PwC Australia hit 10.4 per cent revenue growth for the 12 months to June 30 this year, which chief executive Luke Sayers said is 99 per cent thanks to the firm’s organic growth.
“We are always scanning the market for acquisition opportunities that make commercial sense and will add value to our clients, but we are not interested in buying expensive growth when we have such strength and capacity to grow in our existing business,” he said.
Standouts for the year include the firm’s assurance practice, with “high single digit” revenue growth.
This was backed by several high profile traditional audit wins, including Australian Unity, Ausgrid and Food Retail Group.
PwC’s legal business grew its revenue by 68 per cent, finishing the year with 23 partners and 105 lawyers.
Mr Sayers flagged a shift away from billable hours in its advisory work as key to delivering for clients in the last year.
“PwC delivered a fully integrated advisory service that utilised more than 60 staff across different professional capabilities including commercial and financial advisory, legal, tax, debt capital advisory, due diligence and financial model audit services. PwC did not bill any work on hourly rates with payment to PwC wholly contingent on the project’s commercial and financial success,” he said.
In the firm’s consulting arm, strategy had its strongest year since its 2014 acquisition. Other acquisitions, including Strategic Investments Group in November, also bore fruit in 2017.
The next 12 months will see a focus on digital transformation and a continued focus on the firm’s cultural and social policies and initiatives, backed by its 40-40-20 gender diversity targets which were established in 2015.

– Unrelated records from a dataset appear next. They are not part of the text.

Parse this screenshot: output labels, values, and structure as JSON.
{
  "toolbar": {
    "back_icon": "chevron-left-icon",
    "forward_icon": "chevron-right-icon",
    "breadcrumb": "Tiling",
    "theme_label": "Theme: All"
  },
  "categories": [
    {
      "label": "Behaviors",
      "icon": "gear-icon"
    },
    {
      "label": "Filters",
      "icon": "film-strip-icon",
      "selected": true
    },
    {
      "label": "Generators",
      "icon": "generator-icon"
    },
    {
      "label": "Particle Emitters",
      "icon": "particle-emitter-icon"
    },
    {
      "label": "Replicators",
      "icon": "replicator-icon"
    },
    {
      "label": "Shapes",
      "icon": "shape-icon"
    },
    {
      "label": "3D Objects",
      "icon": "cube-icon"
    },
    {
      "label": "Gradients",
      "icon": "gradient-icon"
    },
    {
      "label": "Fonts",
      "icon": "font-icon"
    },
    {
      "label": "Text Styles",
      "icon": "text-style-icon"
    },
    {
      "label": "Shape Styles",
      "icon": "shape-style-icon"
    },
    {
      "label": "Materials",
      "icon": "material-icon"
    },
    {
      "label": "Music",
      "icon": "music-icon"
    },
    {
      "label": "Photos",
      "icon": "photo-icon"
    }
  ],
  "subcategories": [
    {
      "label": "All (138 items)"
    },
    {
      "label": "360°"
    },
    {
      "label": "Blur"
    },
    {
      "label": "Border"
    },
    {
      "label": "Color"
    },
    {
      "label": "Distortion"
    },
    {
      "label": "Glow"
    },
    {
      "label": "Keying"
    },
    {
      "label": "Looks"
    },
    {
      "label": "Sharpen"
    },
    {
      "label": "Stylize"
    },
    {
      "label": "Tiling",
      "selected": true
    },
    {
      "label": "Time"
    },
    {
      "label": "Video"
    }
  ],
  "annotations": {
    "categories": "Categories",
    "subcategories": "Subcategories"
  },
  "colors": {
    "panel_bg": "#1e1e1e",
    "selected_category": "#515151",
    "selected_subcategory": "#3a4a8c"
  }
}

PwC recently confirmed 91 partner admissions for 2017, up from the firm’s previous record intake of 72.